Franke: Ukraine could be a second India
The director of Microsoft Ukraine believes the nation will play a big role in software development. Eric Franke has been the general director of Microsoft Ukraine since December 2007. The Dutch national has more than 20 years of information technology industry experience. No stranger to Ukraine, Franke led the development of UMC, now MTS, from a mobile phone subscriber base of 400,000 to more than 11 million between 2001 and 2005. During his interview with the Kyiv Post, Franke said that Ukraine has the potential to become a second India in software development outsourcing.
KP: What is the situation in Ukraine’s software development industry today?

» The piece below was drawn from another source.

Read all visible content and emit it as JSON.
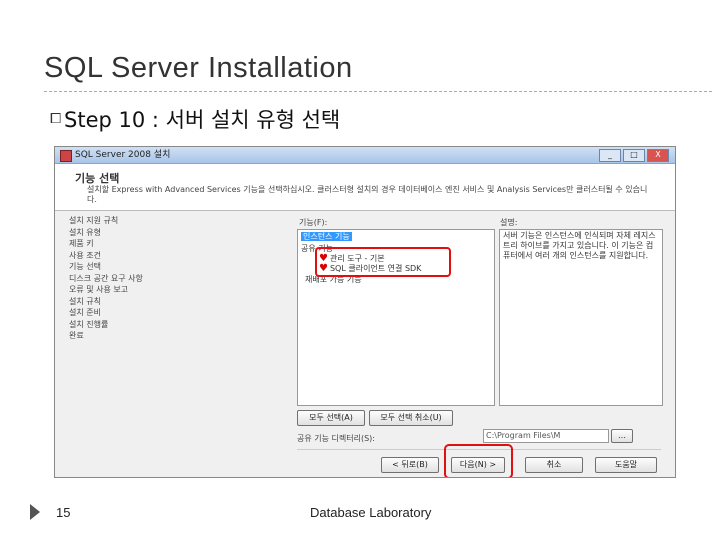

EF: Ukraine is a unique country when it comes to software development. There are 30,000 to 40,000 individual software developers in Ukraine. It has huge potential and is wellplaced, close to Russia and Europe. Infrastructure is relatively OK. It could be better, but it is OK. And there is a lot of intellectual potential. From our point of view – from a sales and marketing perspective we see the potential as we’re selling them the developmental tools. A number of these developers are actually working on products for Microsoft. We have identified at least 400 developers working on Microsoft products actually writing code, integrating, supporting, localizing and adapting software. Ukraine is in an exceptional position because when Microsoft looks for developers they look to the huge countries like India, Russia, China and, of course, the United States. Compared to these countries, Ukraine is relatively small, but there are a lot of good programmers here.
KP: The universities are producing highly qualified programmers?
EF: Yes, they are producing high quality programmers. When [Microsoft CEO] Steve Ballmer was here, he was surprised by a question a student asked about robotics and parallel processing. He was astonished that the student asked a question that usually only gets asked at Microsoft labs. We have formed partnerships with the 10 core universities in Ukraine. We also opened the Microsoft Innovation Center at National Taras Shevchenko University. We supply them with development tools and provide free training to help incubate talent.
KP: How mature is the software development market in Ukraine?
EF: About 85 percent of the IT (information technology) business is in hardware. Software is still is a small slice. This shows Ukraine is at the beginning of the developmental cycle. If you look at Europe, the ratio is 5060 percent hardware the remainder in software. The IT (information technology) business is growing at about 40 percent each year. We are growing even faster. Microsoft Ukraine started with four employees in 2003, and now we have 150. The growth will not slow for at least three years.
KP: Your growth is coming from which segments?
EF: The biggest growth is from solutions sales and partners. Our main target is to increase the reach of the company by working with partners. At the moment we have over 1,000 partners.
KP: What are the outsourcing trends? Is Ukraine attracting clients?
EF: Outsourcing represents about 80 percent of software development work in Ukraine. That can be anything from integration jobs, quality assurance and conversion projects. They come because the high quality work is less expensive than it would be in the U.S. or Western Europe. Ukrainians are hard working people who know how to work towards targets. They know how to dig into the earth. They know how to do things with their own hands and, in this case, their brains.
KP: Is there a “brain drain” problem?
EF: The IT (information technology) job market is overheated at the moment. It is no longer an employers’ market. It is a job candidate’s market. We see that in our company as well. Talented people with Microsoft on their resume can get any job they like.
KP: How is the piracy situation today?
EF: It is a problem. No company would dream about launching a product here because the next day it will be pirated. The piracy rate in Ukraine is 83 percent of the installed base. Last year it was 84 percent, so it is a huge problem that is not improving quickly. We do see improvement with the big companies, but small and medium sized companies, companies with five to 50 computers, are a challenge.
KP: Where do you see the software development market in five to 10 years?
EF: While Ukraine isn’t as big as India, I think it can play a big role in outsourcing and development. Looking at the potential, looking at the 40 percent annual growth, I think Ukraine could be a second India. It has all the ingredients: huge intellectual capital and proximity to the West.